A trend that’s only become recognized recently is the identification of gay male power couples. Nowadays, we throw around this term for gay duos all the time.  For example, Neil Patrick Harris and David Burtka are declared by the media to be the ultimate Power Couples now, even though I’m sure a lot of people couldn’t even say what Burtka does for a living. (His Wikipedia says he’s an actor and a chef, respectively.) In this US Weekly slideshow of “Gay Power Couples,” you’re guaranteed to see a few people you probably have never even heard of. Take George Takei and Brad Altman. The former Star Trek actor may be a national treasure, but the source of their “power” is a little lost on me.  They can’t even get married in a majority of states. Where is the power in that? The gay couples that are placed on a pedestal as being powerful and mighty – well, probably would have been closeted not long ago. The same industry that forced loving, caring couples like these to hide their realities in past decades is now fawning all over them. While it’s great to see the attitude towards gay couples shift, let’s not pretend that calling two men “Hollywood’s hottest power duo” will make up for years of oppression.

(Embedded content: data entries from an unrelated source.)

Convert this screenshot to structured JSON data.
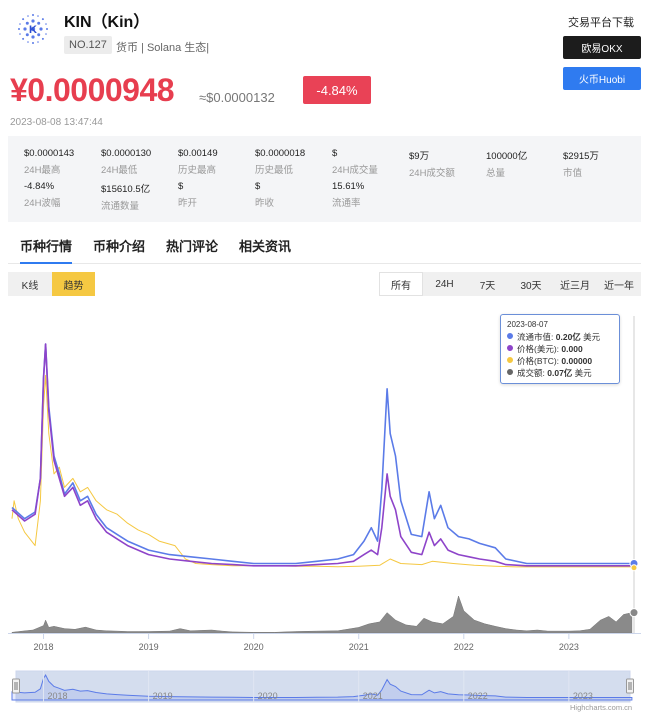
{
  "coin": {
    "name": "KIN（Kin）",
    "rank": "NO.127",
    "tags": "货币 | Solana 生态|"
  },
  "download": {
    "title": "交易平台下载",
    "okx": "欧易OKX",
    "huobi": "火币Huobi",
    "okx_color": "#1c1c1c",
    "huobi_color": "#2f7bf0"
  },
  "price": {
    "cny": "¥0.0000948",
    "usd": "≈$0.0000132",
    "change": "-4.84%",
    "timestamp": "2023-08-08 13:47:44",
    "up_color": "#e73e4f"
  },
  "stats": [
    {
      "value": "$0.0000143",
      "label": "24H最高"
    },
    {
      "value": "$0.0000130",
      "label": "24H最低"
    },
    {
      "value": "$0.00149",
      "label": "历史最高"
    },
    {
      "value": "$0.0000018",
      "label": "历史最低"
    },
    {
      "value": "$",
      "label": "24H成交量"
    },
    {
      "value": "$9万",
      "label": "24H成交额"
    },
    {
      "value": "100000亿",
      "label": "总量"
    },
    {
      "value": "$2915万",
      "label": "市值"
    },
    {
      "value": "-4.84%",
      "label": "24H波幅"
    },
    {
      "value": "$15610.5亿",
      "label": "流通数量"
    },
    {
      "value": "$",
      "label": "昨开"
    },
    {
      "value": "$",
      "label": "昨收"
    },
    {
      "value": "15.61%",
      "label": "流通率"
    }
  ],
  "tabs": [
    "币种行情",
    "币种介绍",
    "热门评论",
    "相关资讯"
  ],
  "modes": [
    "K线",
    "趋势"
  ],
  "ranges": [
    "所有",
    "24H",
    "7天",
    "30天",
    "近三月",
    "近一年"
  ],
  "tooltip": {
    "date": "2023-08-07",
    "rows": [
      {
        "label": "流通市值:",
        "value": "0.20亿",
        "unit": "美元",
        "color": "#5b7be8"
      },
      {
        "label": "价格(美元):",
        "value": "0.000",
        "unit": "",
        "color": "#8e44c9"
      },
      {
        "label": "价格(BTC):",
        "value": "0.00000",
        "unit": "",
        "color": "#f5c842"
      },
      {
        "label": "成交额:",
        "value": "0.07亿",
        "unit": "美元",
        "color": "#666666"
      }
    ]
  },
  "chart_data": {
    "type": "line",
    "x_labels": [
      "2018",
      "2019",
      "2020",
      "2021",
      "2022",
      "2023"
    ],
    "xlim": [
      2017.7,
      2023.62
    ],
    "series": [
      {
        "key": "market_cap",
        "color": "#5b7be8",
        "points": [
          [
            2017.7,
            0.27
          ],
          [
            2017.82,
            0.22
          ],
          [
            2017.92,
            0.25
          ],
          [
            2017.97,
            0.4
          ],
          [
            2018.0,
            0.85
          ],
          [
            2018.02,
            1.0
          ],
          [
            2018.05,
            0.72
          ],
          [
            2018.1,
            0.5
          ],
          [
            2018.15,
            0.42
          ],
          [
            2018.2,
            0.33
          ],
          [
            2018.28,
            0.38
          ],
          [
            2018.35,
            0.3
          ],
          [
            2018.42,
            0.32
          ],
          [
            2018.5,
            0.24
          ],
          [
            2018.6,
            0.18
          ],
          [
            2018.7,
            0.15
          ],
          [
            2018.8,
            0.12
          ],
          [
            2018.9,
            0.1
          ],
          [
            2019.0,
            0.08
          ],
          [
            2019.2,
            0.06
          ],
          [
            2019.4,
            0.05
          ],
          [
            2019.6,
            0.04
          ],
          [
            2019.8,
            0.03
          ],
          [
            2020.0,
            0.02
          ],
          [
            2020.2,
            0.02
          ],
          [
            2020.4,
            0.02
          ],
          [
            2020.6,
            0.03
          ],
          [
            2020.8,
            0.04
          ],
          [
            2020.95,
            0.06
          ],
          [
            2021.05,
            0.12
          ],
          [
            2021.12,
            0.18
          ],
          [
            2021.18,
            0.12
          ],
          [
            2021.22,
            0.35
          ],
          [
            2021.27,
            0.8
          ],
          [
            2021.3,
            0.6
          ],
          [
            2021.35,
            0.5
          ],
          [
            2021.4,
            0.3
          ],
          [
            2021.5,
            0.15
          ],
          [
            2021.6,
            0.14
          ],
          [
            2021.67,
            0.34
          ],
          [
            2021.72,
            0.22
          ],
          [
            2021.78,
            0.28
          ],
          [
            2021.85,
            0.18
          ],
          [
            2021.95,
            0.14
          ],
          [
            2022.05,
            0.13
          ],
          [
            2022.15,
            0.11
          ],
          [
            2022.3,
            0.09
          ],
          [
            2022.4,
            0.04
          ],
          [
            2022.6,
            0.02
          ],
          [
            2022.8,
            0.02
          ],
          [
            2023.0,
            0.02
          ],
          [
            2023.2,
            0.02
          ],
          [
            2023.4,
            0.02
          ],
          [
            2023.6,
            0.02
          ]
        ]
      },
      {
        "key": "price_usd",
        "color": "#8e44c9",
        "points": [
          [
            2017.7,
            0.26
          ],
          [
            2017.82,
            0.21
          ],
          [
            2017.92,
            0.24
          ],
          [
            2017.97,
            0.4
          ],
          [
            2018.0,
            0.84
          ],
          [
            2018.02,
            1.0
          ],
          [
            2018.05,
            0.7
          ],
          [
            2018.1,
            0.48
          ],
          [
            2018.15,
            0.4
          ],
          [
            2018.2,
            0.32
          ],
          [
            2018.28,
            0.36
          ],
          [
            2018.35,
            0.28
          ],
          [
            2018.42,
            0.3
          ],
          [
            2018.5,
            0.22
          ],
          [
            2018.6,
            0.16
          ],
          [
            2018.7,
            0.13
          ],
          [
            2018.8,
            0.1
          ],
          [
            2018.9,
            0.08
          ],
          [
            2019.0,
            0.06
          ],
          [
            2019.2,
            0.04
          ],
          [
            2019.4,
            0.03
          ],
          [
            2019.6,
            0.02
          ],
          [
            2019.8,
            0.015
          ],
          [
            2020.0,
            0.01
          ],
          [
            2020.2,
            0.01
          ],
          [
            2020.4,
            0.01
          ],
          [
            2020.6,
            0.015
          ],
          [
            2020.8,
            0.02
          ],
          [
            2020.95,
            0.03
          ],
          [
            2021.05,
            0.06
          ],
          [
            2021.12,
            0.08
          ],
          [
            2021.18,
            0.06
          ],
          [
            2021.22,
            0.18
          ],
          [
            2021.27,
            0.42
          ],
          [
            2021.3,
            0.32
          ],
          [
            2021.35,
            0.26
          ],
          [
            2021.4,
            0.14
          ],
          [
            2021.5,
            0.07
          ],
          [
            2021.6,
            0.06
          ],
          [
            2021.67,
            0.16
          ],
          [
            2021.72,
            0.1
          ],
          [
            2021.78,
            0.13
          ],
          [
            2021.85,
            0.08
          ],
          [
            2021.95,
            0.06
          ],
          [
            2022.05,
            0.05
          ],
          [
            2022.15,
            0.04
          ],
          [
            2022.3,
            0.03
          ],
          [
            2022.4,
            0.015
          ],
          [
            2022.6,
            0.01
          ],
          [
            2022.8,
            0.01
          ],
          [
            2023.0,
            0.01
          ],
          [
            2023.2,
            0.01
          ],
          [
            2023.4,
            0.01
          ],
          [
            2023.6,
            0.01
          ]
        ]
      },
      {
        "key": "price_btc",
        "color": "#f5c842",
        "points": [
          [
            2017.7,
            0.22
          ],
          [
            2017.72,
            0.3
          ],
          [
            2017.76,
            0.22
          ],
          [
            2017.82,
            0.16
          ],
          [
            2017.92,
            0.1
          ],
          [
            2017.97,
            0.3
          ],
          [
            2018.0,
            0.72
          ],
          [
            2018.02,
            0.86
          ],
          [
            2018.05,
            0.6
          ],
          [
            2018.1,
            0.42
          ],
          [
            2018.15,
            0.45
          ],
          [
            2018.2,
            0.36
          ],
          [
            2018.28,
            0.4
          ],
          [
            2018.35,
            0.34
          ],
          [
            2018.42,
            0.36
          ],
          [
            2018.5,
            0.3
          ],
          [
            2018.6,
            0.26
          ],
          [
            2018.7,
            0.24
          ],
          [
            2018.8,
            0.2
          ],
          [
            2018.9,
            0.17
          ],
          [
            2019.0,
            0.15
          ],
          [
            2019.1,
            0.12
          ],
          [
            2019.25,
            0.1
          ],
          [
            2019.35,
            0.04
          ],
          [
            2019.45,
            0.02
          ],
          [
            2019.6,
            0.015
          ],
          [
            2019.8,
            0.01
          ],
          [
            2020.0,
            0.01
          ],
          [
            2020.2,
            0.01
          ],
          [
            2020.4,
            0.008
          ],
          [
            2020.6,
            0.008
          ],
          [
            2020.8,
            0.006
          ],
          [
            2021.0,
            0.008
          ],
          [
            2021.2,
            0.012
          ],
          [
            2021.3,
            0.04
          ],
          [
            2021.4,
            0.02
          ],
          [
            2021.6,
            0.015
          ],
          [
            2021.7,
            0.03
          ],
          [
            2021.9,
            0.02
          ],
          [
            2022.1,
            0.012
          ],
          [
            2022.3,
            0.008
          ],
          [
            2022.5,
            0.005
          ],
          [
            2022.8,
            0.005
          ],
          [
            2023.0,
            0.005
          ],
          [
            2023.3,
            0.005
          ],
          [
            2023.6,
            0.005
          ]
        ]
      }
    ],
    "volume": [
      [
        2017.7,
        0.02
      ],
      [
        2017.8,
        0.05
      ],
      [
        2017.9,
        0.08
      ],
      [
        2018.0,
        0.2
      ],
      [
        2018.02,
        0.35
      ],
      [
        2018.05,
        0.15
      ],
      [
        2018.1,
        0.18
      ],
      [
        2018.2,
        0.12
      ],
      [
        2018.3,
        0.1
      ],
      [
        2018.4,
        0.16
      ],
      [
        2018.5,
        0.08
      ],
      [
        2018.6,
        0.06
      ],
      [
        2018.7,
        0.05
      ],
      [
        2018.8,
        0.04
      ],
      [
        2018.9,
        0.04
      ],
      [
        2019.0,
        0.04
      ],
      [
        2019.2,
        0.05
      ],
      [
        2019.3,
        0.12
      ],
      [
        2019.4,
        0.06
      ],
      [
        2019.5,
        0.07
      ],
      [
        2019.6,
        0.08
      ],
      [
        2019.7,
        0.05
      ],
      [
        2019.8,
        0.03
      ],
      [
        2020.0,
        0.02
      ],
      [
        2020.2,
        0.02
      ],
      [
        2020.4,
        0.04
      ],
      [
        2020.6,
        0.05
      ],
      [
        2020.8,
        0.06
      ],
      [
        2021.0,
        0.15
      ],
      [
        2021.1,
        0.25
      ],
      [
        2021.2,
        0.3
      ],
      [
        2021.27,
        0.55
      ],
      [
        2021.35,
        0.35
      ],
      [
        2021.45,
        0.22
      ],
      [
        2021.55,
        0.18
      ],
      [
        2021.62,
        0.4
      ],
      [
        2021.7,
        0.3
      ],
      [
        2021.8,
        0.25
      ],
      [
        2021.9,
        0.45
      ],
      [
        2021.95,
        1.0
      ],
      [
        2022.0,
        0.6
      ],
      [
        2022.1,
        0.35
      ],
      [
        2022.2,
        0.25
      ],
      [
        2022.3,
        0.18
      ],
      [
        2022.4,
        0.12
      ],
      [
        2022.5,
        0.08
      ],
      [
        2022.6,
        0.06
      ],
      [
        2022.7,
        0.08
      ],
      [
        2022.8,
        0.05
      ],
      [
        2022.9,
        0.05
      ],
      [
        2023.0,
        0.05
      ],
      [
        2023.1,
        0.06
      ],
      [
        2023.2,
        0.1
      ],
      [
        2023.3,
        0.35
      ],
      [
        2023.38,
        0.45
      ],
      [
        2023.45,
        0.3
      ],
      [
        2023.52,
        0.5
      ],
      [
        2023.6,
        0.55
      ]
    ],
    "navigator": {
      "color": "#5b7be8"
    }
  },
  "credits": "Highcharts.com.cn"
}
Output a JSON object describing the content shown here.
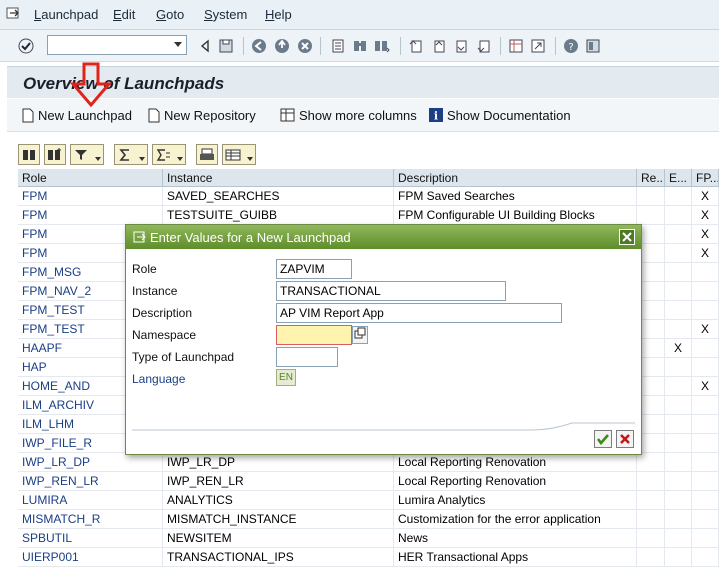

Gay woman seemed to have been accepted in Hollywood as “Power Couples” before men ever were. Together, Ellen DeGeneres and Anne Heche were the queens of Tinseltown’s lady-love brigade. They appeared together in the press line at premieres, waving at the paparazzi like old friends. But let’s get serious; there is no highlight of that relationship that tops its demise, and when the two broke up and Anne Heche (excuse me, “Celestia”) was found rolling on ecstasy (okay, “exhaustion,” whatever) in a house in Fresno waiting for her spaceship to arrive. As an audience, we certainly love famous couples, but nothing tops America’s fascination with what happens when a celebrity couple falls apart.

Possibly the most fascinating aspect of a power couple’s relationship is what happens when it implodes. Some of celebrity’s most notorious former power couples (think Bennifer, TomKat, and pretty much anyone whose name is shortened and jammed together) seemed to fascinate the world even more when their relationship destructs. Together, they’re treated as celebrity royalty. But when they break up, we act it as if the world might fall apart. Can you imagine what would happen if someday, Jay-Z decided to pack up his surfbort and leave Beyonce for Rihanna? You could probably see Giuliana Rancic’s head explode on the red carpet (speaking of which, are she and her reality star husband a power couple? Of course they are!) But fact is, if you check out any sort of “Power Couple” list from a few years ago, about a third of the couples are already dunzo. Brad Pitt and Jennifer Aniston? Bye. Heidi Klum and Seal? Baiiiiii. Demi Moore and Ashton Kutcher? JK, nobody ever cared about them.

So since we’re all set with terms like “selfies” and “twerking,” let’s include “Power Couples” in the big vocabulary garbage bin in the sky. Think of it this way; if we’re officially pairing deceased celebrities and internet-famous felines, or random D-Listers whose chance of staying together is minimal, maybe the world is trying to tell us something.